Which is better?

Ultimately, the best choice for you will depend on your health, nutrition, and fitness goals. As mentioned, you will see the benefits of either fairly quickly when combined with a healthy diet and regular exercise. If you recall, the main difference between WPI and WPC is the number of carbs (sugars) and fats remaining in the protein.

Below are different reasons to consider one over the other to help you decide which is best for you:

  1. If your goal is to build lean muscle mass or to gain weight, you will want to consider whey protein concentrate. 
  2. If your diet requires strict daily calorie-intake to help reduce weight, consider a whey protein isolate product.
  3. If you like to save money, it is likely you will find the concentrate to be more affordable.
  4. If you are using protein supplements as meal replacements, stick to concentrate since it retains some of the sugar and fat. Additionally, look for protein products with casein in the ingredients. 
  5. If you have a high sensitivity to lactose, which can lead to stomach issues, we suggest purchasing whey isolate. When using a concentrate, it is common for those with lactose intolerance to “reject” the thicker texture and lactose resulting in inflammation and irritation of the gut. 
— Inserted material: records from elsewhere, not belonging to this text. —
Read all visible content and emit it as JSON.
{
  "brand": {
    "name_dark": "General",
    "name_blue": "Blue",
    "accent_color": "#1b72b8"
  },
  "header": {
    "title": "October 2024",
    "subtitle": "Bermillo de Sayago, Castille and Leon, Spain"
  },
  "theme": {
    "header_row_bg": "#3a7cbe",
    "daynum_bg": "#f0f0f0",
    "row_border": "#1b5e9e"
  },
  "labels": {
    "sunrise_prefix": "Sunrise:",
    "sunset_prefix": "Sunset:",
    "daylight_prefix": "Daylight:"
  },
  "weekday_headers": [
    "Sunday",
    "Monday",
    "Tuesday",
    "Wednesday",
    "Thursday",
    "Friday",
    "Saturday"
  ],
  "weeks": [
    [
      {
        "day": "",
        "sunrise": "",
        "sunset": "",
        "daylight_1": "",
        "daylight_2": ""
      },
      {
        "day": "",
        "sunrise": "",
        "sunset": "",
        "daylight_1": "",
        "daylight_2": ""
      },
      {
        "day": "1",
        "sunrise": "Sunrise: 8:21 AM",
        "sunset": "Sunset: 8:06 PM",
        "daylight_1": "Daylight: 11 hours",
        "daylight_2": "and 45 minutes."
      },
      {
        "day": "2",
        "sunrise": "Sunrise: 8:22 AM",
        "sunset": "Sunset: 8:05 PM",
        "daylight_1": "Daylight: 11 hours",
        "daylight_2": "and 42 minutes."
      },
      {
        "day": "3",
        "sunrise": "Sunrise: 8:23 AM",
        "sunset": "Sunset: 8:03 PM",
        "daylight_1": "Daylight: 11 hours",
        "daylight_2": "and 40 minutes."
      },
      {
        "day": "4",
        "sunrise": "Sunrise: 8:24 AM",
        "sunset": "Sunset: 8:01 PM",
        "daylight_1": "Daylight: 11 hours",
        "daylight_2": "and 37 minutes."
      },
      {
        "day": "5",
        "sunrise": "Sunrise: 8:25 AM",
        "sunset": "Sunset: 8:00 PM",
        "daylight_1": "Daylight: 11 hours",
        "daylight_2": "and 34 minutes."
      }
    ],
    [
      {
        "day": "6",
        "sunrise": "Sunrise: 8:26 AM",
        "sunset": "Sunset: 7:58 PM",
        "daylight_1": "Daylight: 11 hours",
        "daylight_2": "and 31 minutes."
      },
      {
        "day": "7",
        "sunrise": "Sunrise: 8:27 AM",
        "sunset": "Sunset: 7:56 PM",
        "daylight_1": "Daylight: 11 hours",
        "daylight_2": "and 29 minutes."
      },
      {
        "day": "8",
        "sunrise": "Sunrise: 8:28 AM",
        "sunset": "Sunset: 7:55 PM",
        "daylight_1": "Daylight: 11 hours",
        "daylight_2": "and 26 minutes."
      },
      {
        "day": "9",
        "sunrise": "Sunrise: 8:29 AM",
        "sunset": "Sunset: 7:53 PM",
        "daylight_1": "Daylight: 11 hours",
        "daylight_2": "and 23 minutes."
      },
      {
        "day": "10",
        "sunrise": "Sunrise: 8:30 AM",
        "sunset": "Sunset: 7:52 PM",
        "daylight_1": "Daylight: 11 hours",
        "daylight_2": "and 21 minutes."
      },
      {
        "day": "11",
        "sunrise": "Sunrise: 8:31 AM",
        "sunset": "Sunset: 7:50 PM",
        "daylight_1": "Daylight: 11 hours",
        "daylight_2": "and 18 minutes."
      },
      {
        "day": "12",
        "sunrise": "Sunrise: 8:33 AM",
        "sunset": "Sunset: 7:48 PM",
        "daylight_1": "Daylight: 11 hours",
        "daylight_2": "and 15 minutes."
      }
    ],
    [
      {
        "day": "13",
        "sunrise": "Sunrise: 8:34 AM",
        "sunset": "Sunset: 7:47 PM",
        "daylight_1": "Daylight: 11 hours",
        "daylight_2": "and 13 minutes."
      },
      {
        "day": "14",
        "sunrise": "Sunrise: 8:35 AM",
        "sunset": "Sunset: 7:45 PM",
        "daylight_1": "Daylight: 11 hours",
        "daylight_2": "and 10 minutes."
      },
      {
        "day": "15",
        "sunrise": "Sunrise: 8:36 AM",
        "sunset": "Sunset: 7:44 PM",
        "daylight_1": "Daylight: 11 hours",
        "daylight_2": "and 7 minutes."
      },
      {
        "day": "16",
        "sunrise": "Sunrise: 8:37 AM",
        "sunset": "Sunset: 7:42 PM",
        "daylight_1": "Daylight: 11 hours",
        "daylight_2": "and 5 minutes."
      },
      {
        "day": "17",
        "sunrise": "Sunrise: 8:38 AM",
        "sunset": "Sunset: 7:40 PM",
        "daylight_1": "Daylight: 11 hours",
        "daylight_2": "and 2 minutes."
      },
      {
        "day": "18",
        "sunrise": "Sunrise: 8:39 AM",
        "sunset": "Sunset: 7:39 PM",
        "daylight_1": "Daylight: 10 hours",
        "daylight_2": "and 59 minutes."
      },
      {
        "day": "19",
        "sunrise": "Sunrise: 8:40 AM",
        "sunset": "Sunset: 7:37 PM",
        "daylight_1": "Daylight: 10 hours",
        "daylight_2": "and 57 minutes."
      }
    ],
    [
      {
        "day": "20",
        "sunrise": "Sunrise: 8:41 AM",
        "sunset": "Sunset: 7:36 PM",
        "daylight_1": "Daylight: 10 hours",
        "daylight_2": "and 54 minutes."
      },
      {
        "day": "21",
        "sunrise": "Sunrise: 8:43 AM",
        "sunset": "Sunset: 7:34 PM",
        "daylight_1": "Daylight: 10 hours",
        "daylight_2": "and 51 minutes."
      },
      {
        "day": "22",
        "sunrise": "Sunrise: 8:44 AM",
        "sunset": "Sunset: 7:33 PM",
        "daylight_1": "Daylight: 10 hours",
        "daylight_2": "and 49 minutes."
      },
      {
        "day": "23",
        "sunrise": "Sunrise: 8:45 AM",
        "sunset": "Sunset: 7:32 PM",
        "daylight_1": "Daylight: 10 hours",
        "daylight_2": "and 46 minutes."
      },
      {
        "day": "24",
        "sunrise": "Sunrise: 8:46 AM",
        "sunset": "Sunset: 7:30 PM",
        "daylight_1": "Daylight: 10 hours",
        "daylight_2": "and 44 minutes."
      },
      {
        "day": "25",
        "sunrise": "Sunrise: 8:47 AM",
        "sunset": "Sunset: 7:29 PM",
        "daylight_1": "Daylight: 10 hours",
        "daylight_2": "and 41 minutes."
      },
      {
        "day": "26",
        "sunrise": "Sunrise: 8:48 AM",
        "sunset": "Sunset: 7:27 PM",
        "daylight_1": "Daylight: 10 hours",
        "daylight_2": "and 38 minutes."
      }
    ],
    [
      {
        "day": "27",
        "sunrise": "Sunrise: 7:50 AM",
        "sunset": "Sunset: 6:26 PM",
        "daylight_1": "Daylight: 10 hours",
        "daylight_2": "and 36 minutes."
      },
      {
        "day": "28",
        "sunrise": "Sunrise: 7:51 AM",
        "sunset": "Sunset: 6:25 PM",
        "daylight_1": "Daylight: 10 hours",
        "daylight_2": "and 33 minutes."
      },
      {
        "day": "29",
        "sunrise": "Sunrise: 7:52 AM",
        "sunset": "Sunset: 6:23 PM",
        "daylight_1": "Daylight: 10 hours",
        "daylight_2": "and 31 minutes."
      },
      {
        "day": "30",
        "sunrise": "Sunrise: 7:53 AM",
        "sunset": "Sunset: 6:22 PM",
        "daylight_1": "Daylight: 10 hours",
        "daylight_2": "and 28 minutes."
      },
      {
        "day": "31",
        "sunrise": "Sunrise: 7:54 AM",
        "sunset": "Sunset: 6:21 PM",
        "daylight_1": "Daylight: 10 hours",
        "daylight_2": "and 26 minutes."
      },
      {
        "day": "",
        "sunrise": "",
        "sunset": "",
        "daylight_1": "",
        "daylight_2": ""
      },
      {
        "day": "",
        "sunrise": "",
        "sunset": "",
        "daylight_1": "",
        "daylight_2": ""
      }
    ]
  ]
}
When looking to purchase whey protein, it shouldn’t be too hard to find. It is available at most supermarkets and health food stores. They can also be purchased online.

Whey is most commonly found in powder form which is later added to a protein shake, smoothie, or juice, but it is also found in protein bars so be sure to be on the lookout for those as well for additional protein benefits. 


Wrapping it Up

In the beginning, we learned that whey protein is one of two high-quality proteins found in dairy products. The second high-quality protein being casein, which is the curds left behind during the liquidation process of making milk into cheese or yogurt. Even though similar to whey, casein takes longer for the body to digest making it better for appetite suppression as opposed to weight loss. 

We also learned that whey protein is available in many forms; however, the two most popular forms of it are whey protein concentrate (WPC) and whey protein isolate (WPI). The main difference being the isolate is created from further filtering than whey concentrate.

The additional filtration leaves the isolate without fats, carbs, and sugars (lactose) making it 90-95% protein.

Depending on your fitness objectives and nutrition goals is how you will decide whether whey isolate or concentrate is best for you. As we mentioned, regardless of what you choose, you will notice the benefits of your increased daily protein intake.

With that in mind, if your fitness objectives include building lean muscle mass, you will want to be on the lookout for whey concentrate. On the contrary, if you are counting calories to lose weight, you will find that you get better results when using whey isolate.

Pro Tip: We have a large selection of delicious whey protein powders for you to choose from which you can find here.